Legislation would extend length of time businesses could use funds, eliminate regulation that limits only 25% of funds to non-payroll expenses
“I’m proud to work with my colleagues on a bipartisan solution to protect North Carolina jobs and our small businesses,” said Senator Tillis. “From my countless conversations with North Carolina’s small businesses, it’s clear that the Paycheck Protection Program needs reforms in order to provide more flexibility to keep small businesses open and protect the jobs of workers. I’ll continue to work across the aisle to get these commonsense, bipartisan solutions turned into law to provide more relief to small businesses and their employees.”
So far in North Carolina 106,197 loans have been approved totaling $12.7 billion. 61% of North Carolina small businesses eligible for the program have been approved for the PPP.
Specifically, the Paycheck Protection Flexibility Act legislation will:
- Allow forgiveness for expenses beyond the 8-week covered period. The 8-week timeline does not work for local businesses that are prohibited from opening their doors, or those that will only be allowed to open with restrictions. Businesses need the flexibility to spread the loan proceeds over the full course of the crisis until demand returns. Otherwise, employees will simply be furloughed at the expiration of the 8 weeks. This provision will allow the businesses to choose between using their loans in the initial 8 weeks or extending the period for up to 24 weeks.
- Eliminate restrictions limiting non-payroll expenses to 25% of loan proceeds.
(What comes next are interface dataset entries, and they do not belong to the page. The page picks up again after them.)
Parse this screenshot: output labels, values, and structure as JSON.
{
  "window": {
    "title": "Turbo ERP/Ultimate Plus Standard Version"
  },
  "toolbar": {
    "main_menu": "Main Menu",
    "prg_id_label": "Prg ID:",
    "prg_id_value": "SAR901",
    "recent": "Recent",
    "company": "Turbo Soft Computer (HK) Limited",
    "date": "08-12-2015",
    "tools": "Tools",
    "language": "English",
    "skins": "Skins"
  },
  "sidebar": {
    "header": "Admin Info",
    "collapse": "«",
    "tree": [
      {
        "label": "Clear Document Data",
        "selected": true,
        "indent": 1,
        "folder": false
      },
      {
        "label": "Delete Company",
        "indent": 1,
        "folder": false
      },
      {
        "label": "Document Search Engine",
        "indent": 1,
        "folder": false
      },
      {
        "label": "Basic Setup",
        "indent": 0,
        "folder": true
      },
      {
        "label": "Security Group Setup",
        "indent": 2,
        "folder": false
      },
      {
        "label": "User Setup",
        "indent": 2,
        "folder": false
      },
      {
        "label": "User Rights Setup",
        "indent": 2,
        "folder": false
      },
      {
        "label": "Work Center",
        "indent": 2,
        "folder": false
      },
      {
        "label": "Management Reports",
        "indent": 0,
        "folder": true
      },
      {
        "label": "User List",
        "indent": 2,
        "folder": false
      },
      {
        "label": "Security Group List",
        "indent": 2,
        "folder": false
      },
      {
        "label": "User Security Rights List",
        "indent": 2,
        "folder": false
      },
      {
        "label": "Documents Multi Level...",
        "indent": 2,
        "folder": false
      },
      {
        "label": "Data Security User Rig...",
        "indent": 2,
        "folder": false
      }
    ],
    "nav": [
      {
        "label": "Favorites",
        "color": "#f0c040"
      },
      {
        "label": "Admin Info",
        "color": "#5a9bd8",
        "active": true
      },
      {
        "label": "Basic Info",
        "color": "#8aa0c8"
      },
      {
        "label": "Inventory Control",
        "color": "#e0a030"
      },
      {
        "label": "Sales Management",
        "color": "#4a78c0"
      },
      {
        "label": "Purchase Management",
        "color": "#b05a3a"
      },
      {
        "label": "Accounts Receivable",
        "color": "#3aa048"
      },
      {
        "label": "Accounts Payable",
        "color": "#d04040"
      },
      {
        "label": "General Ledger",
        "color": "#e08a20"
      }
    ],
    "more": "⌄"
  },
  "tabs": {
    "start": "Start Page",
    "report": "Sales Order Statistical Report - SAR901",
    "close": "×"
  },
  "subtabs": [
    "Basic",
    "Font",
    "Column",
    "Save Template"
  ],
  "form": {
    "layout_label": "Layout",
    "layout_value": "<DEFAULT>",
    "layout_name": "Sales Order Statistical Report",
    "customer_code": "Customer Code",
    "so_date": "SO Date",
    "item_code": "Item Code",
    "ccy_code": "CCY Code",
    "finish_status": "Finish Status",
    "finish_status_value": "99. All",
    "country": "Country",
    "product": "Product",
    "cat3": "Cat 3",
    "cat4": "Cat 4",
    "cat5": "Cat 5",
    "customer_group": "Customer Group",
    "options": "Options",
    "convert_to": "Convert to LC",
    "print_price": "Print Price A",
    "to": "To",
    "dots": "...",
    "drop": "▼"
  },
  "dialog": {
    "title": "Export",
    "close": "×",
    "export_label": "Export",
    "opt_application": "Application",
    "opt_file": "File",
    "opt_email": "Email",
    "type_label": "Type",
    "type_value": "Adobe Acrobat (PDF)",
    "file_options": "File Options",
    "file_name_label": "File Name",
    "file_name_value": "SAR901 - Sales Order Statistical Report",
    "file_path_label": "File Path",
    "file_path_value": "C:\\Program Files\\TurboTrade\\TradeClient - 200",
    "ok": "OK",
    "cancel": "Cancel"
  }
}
In order to survive, businesses must pay fixed costs. The PPP loans require that 75% of the loan go to payroll. For many businesses, payroll simply does not represent 75% of their monthly expenses and 25% does not leave enough to cover mortgage, rent, and utilities. Retaining employees is not possible if a business cannot retain their physical location
- Eliminate restrictions that limit loan terms to 2 years. According to the American Hotel and Lodging Association, full recovery for that industry following both the September 11, 2001 terrorist attacks and the 2008 recession took more than two full years. This is the same for many other industries. If the past is any indication of the future, it will take many businesses more than two years to achieve sufficient revenue to pay back the loan.
- Ensure full access to payroll tax deferment for businesses that take PPP loans. The purpose of PPP and the payroll tax deferment was to provide businesses with capital to weather the crisis. Receiving both should not be considered double-dipping. Businesses need access to both sources of cash flow to survive.
- Extend the rehiring deadline to offset the effect of enhanced Unemployment Insurance. To receive loan forgiveness under PPP, a business must rehire employees by a deadline of June 30, 2020. However, the enhanced Unemployment Insurance created through the CARES Act is higher than the median wage in 44 states. Many businesses have reported an inability to rehire employees because they are making more on Unemployment than they made working. To mitigate this unintended consequence, the deadline to rehire employees under PPP should be extended to align with the expiration of enhanced Unemployment Insurance.
- Adjusts program’s standards to account for economic realities following the coronavirus pandemic. If economic conditions prevent businesses from reaching pre-coronavirus revenue levels and businesses aren’t able to rehire all employees, this legislation would make sure businesses are still able to receive loan forgiveness.
The Paycheck Protection Flexibility Act is supported by the International Franchise Association, American Hotel and Lodging Association, National Federation of Independent Business, National Restaurant Association, US Travel Association, Small Business Majority, U.S. Hispanic Chamber of Commerce, National Small Business Association, National Association for the Self-Employed, Small Business and Entrepreneurship Council, and Economic Innovation Group.